ASSIGNED TASK:
Once you have read the listing, retype all of it exactly.

RECORDS SUPPLIED:
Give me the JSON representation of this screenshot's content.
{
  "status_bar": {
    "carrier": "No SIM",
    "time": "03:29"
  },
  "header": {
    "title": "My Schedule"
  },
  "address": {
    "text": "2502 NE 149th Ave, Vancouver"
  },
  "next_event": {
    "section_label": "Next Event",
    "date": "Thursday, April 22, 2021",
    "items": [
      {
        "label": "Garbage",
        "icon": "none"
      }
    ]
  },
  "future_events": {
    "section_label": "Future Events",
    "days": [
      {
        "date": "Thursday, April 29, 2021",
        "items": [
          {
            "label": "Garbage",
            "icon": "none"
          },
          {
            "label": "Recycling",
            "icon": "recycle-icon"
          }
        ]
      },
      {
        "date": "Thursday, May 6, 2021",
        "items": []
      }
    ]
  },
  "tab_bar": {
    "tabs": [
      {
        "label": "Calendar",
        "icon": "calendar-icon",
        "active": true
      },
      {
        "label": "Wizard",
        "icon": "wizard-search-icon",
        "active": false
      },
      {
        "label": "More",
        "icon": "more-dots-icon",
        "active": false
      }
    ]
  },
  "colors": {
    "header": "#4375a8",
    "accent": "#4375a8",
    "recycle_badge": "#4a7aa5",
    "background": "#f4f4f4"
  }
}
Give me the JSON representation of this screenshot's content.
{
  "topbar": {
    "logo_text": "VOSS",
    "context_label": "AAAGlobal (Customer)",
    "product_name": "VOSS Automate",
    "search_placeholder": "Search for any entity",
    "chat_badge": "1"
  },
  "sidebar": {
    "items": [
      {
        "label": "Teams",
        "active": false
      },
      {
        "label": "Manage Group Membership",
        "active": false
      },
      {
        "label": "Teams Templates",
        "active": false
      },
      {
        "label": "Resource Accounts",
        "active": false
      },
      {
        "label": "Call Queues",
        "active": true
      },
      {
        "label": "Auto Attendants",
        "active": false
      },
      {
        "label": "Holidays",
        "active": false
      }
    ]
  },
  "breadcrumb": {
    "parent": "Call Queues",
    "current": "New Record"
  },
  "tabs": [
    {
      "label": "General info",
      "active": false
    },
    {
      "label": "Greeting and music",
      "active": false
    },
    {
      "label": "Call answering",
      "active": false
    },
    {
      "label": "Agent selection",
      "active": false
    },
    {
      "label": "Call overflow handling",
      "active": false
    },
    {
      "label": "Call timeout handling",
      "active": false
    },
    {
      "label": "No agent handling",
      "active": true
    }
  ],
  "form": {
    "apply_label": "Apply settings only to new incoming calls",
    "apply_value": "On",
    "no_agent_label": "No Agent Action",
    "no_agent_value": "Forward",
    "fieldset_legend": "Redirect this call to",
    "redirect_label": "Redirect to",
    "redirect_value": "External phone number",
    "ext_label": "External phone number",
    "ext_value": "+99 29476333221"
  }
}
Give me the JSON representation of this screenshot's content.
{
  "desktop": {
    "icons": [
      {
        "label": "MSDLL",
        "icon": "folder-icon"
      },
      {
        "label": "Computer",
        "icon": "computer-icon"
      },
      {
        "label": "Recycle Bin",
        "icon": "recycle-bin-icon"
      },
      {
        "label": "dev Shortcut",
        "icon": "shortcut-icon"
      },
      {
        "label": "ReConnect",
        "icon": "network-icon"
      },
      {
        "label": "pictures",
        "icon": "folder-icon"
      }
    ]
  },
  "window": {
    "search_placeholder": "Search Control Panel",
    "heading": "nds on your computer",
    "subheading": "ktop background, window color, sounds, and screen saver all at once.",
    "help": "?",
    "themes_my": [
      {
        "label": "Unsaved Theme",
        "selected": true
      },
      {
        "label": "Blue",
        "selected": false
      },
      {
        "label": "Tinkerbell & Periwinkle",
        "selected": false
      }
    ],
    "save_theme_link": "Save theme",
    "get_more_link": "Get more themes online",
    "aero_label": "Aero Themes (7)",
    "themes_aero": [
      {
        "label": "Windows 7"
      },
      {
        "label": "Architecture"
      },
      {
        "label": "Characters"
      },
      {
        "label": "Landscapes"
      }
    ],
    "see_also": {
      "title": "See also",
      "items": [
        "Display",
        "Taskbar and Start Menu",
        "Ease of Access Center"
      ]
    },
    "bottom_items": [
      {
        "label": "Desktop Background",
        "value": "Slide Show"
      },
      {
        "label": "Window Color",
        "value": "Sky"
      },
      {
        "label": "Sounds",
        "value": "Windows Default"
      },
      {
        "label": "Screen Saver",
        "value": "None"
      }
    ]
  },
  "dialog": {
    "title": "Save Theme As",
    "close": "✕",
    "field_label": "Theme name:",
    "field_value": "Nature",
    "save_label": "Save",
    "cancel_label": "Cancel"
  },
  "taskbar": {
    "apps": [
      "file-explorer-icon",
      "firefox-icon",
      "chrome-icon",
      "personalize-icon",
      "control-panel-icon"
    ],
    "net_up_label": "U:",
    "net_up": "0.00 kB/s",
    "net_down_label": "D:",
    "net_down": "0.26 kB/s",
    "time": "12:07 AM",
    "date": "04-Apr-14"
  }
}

WRITTEN RESPONSE:
Give me the JSON representation of this screenshot's content.
{
  "status_bar": {
    "carrier": "No SIM",
    "time": "03:29"
  },
  "header": {
    "title": "My Schedule"
  },
  "address": {
    "text": "2502 NE 149th Ave, Vancouver"
  },
  "next_event": {
    "section_label": "Next Event",
    "date": "Thursday, April 22, 2021",
    "items": [
      {
        "label": "Garbage",
        "icon": "none"
      }
    ]
  },
  "future_events": {
    "section_label": "Future Events",
    "days": [
      {
        "date": "Thursday, April 29, 2021",
        "items": [
          {
            "label": "Garbage",
            "icon": "none"
          },
          {
            "label": "Recycling",
            "icon": "recycle-icon"
          }
        ]
      },
      {
        "date": "Thursday, May 6, 2021",
        "items": []
      }
    ]
  },
  "tab_bar": {
    "tabs": [
      {
        "label": "Calendar",
        "icon": "calendar-icon",
        "active": true
      },
      {
        "label": "Wizard",
        "icon": "wizard-search-icon",
        "active": false
      },
      {
        "label": "More",
        "icon": "more-dots-icon",
        "active": false
      }
    ]
  },
  "colors": {
    "header": "#4375a8",
    "accent": "#4375a8",
    "recycle_badge": "#4a7aa5",
    "background": "#f4f4f4"
  }
}
Give me the JSON representation of this screenshot's content.
{
  "topbar": {
    "logo_text": "VOSS",
    "context_label": "AAAGlobal (Customer)",
    "product_name": "VOSS Automate",
    "search_placeholder": "Search for any entity",
    "chat_badge": "1"
  },
  "sidebar": {
    "items": [
      {
        "label": "Teams",
        "active": false
      },
      {
        "label": "Manage Group Membership",
        "active": false
      },
      {
        "label": "Teams Templates",
        "active": false
      },
      {
        "label": "Resource Accounts",
        "active": false
      },
      {
        "label": "Call Queues",
        "active": true
      },
      {
        "label": "Auto Attendants",
        "active": false
      },
      {
        "label": "Holidays",
        "active": false
      }
    ]
  },
  "breadcrumb": {
    "parent": "Call Queues",
    "current": "New Record"
  },
  "tabs": [
    {
      "label": "General info",
      "active": false
    },
    {
      "label": "Greeting and music",
      "active": false
    },
    {
      "label": "Call answering",
      "active": false
    },
    {
      "label": "Agent selection",
      "active": false
    },
    {
      "label": "Call overflow handling",
      "active": false
    },
    {
      "label": "Call timeout handling",
      "active": false
    },
    {
      "label": "No agent handling",
      "active": true
    }
  ],
  "form": {
    "apply_label": "Apply settings only to new incoming calls",
    "apply_value": "On",
    "no_agent_label": "No Agent Action",
    "no_agent_value": "Forward",
    "fieldset_legend": "Redirect this call to",
    "redirect_label": "Redirect to",
    "redirect_value": "External phone number",
    "ext_label": "External phone number",
    "ext_value": "+99 29476333221"
  }
}
Give me the JSON representation of this screenshot's content.
{
  "desktop": {
    "icons": [
      {
        "label": "MSDLL",
        "icon": "folder-icon"
      },
      {
        "label": "Computer",
        "icon": "computer-icon"
      },
      {
        "label": "Recycle Bin",
        "icon": "recycle-bin-icon"
      },
      {
        "label": "dev Shortcut",
        "icon": "shortcut-icon"
      },
      {
        "label": "ReConnect",
        "icon": "network-icon"
      },
      {
        "label": "pictures",
        "icon": "folder-icon"
      }
    ]
  },
  "window": {
    "search_placeholder": "Search Control Panel",
    "heading": "nds on your computer",
    "subheading": "ktop background, window color, sounds, and screen saver all at once.",
    "help": "?",
    "themes_my": [
      {
        "label": "Unsaved Theme",
        "selected": true
      },
      {
        "label": "Blue",
        "selected": false
      },
      {
        "label": "Tinkerbell & Periwinkle",
        "selected": false
      }
    ],
    "save_theme_link": "Save theme",
    "get_more_link": "Get more themes online",
    "aero_label": "Aero Themes (7)",
    "themes_aero": [
      {
        "label": "Windows 7"
      },
      {
        "label": "Architecture"
      },
      {
        "label": "Characters"
      },
      {
        "label": "Landscapes"
      }
    ],
    "see_also": {
      "title": "See also",
      "items": [
        "Display",
        "Taskbar and Start Menu",
        "Ease of Access Center"
      ]
    },
    "bottom_items": [
      {
        "label": "Desktop Background",
        "value": "Slide Show"
      },
      {
        "label": "Window Color",
        "value": "Sky"
      },
      {
        "label": "Sounds",
        "value": "Windows Default"
      },
      {
        "label": "Screen Saver",
        "value": "None"
      }
    ]
  },
  "dialog": {
    "title": "Save Theme As",
    "close": "✕",
    "field_label": "Theme name:",
    "field_value": "Nature",
    "save_label": "Save",
    "cancel_label": "Cancel"
  },
  "taskbar": {
    "apps": [
      "file-explorer-icon",
      "firefox-icon",
      "chrome-icon",
      "personalize-icon",
      "control-panel-icon"
    ],
    "net_up_label": "U:",
    "net_up": "0.00 kB/s",
    "net_down_label": "D:",
    "net_down": "0.26 kB/s",
    "time": "12:07 AM",
    "date": "04-Apr-14"
  }
}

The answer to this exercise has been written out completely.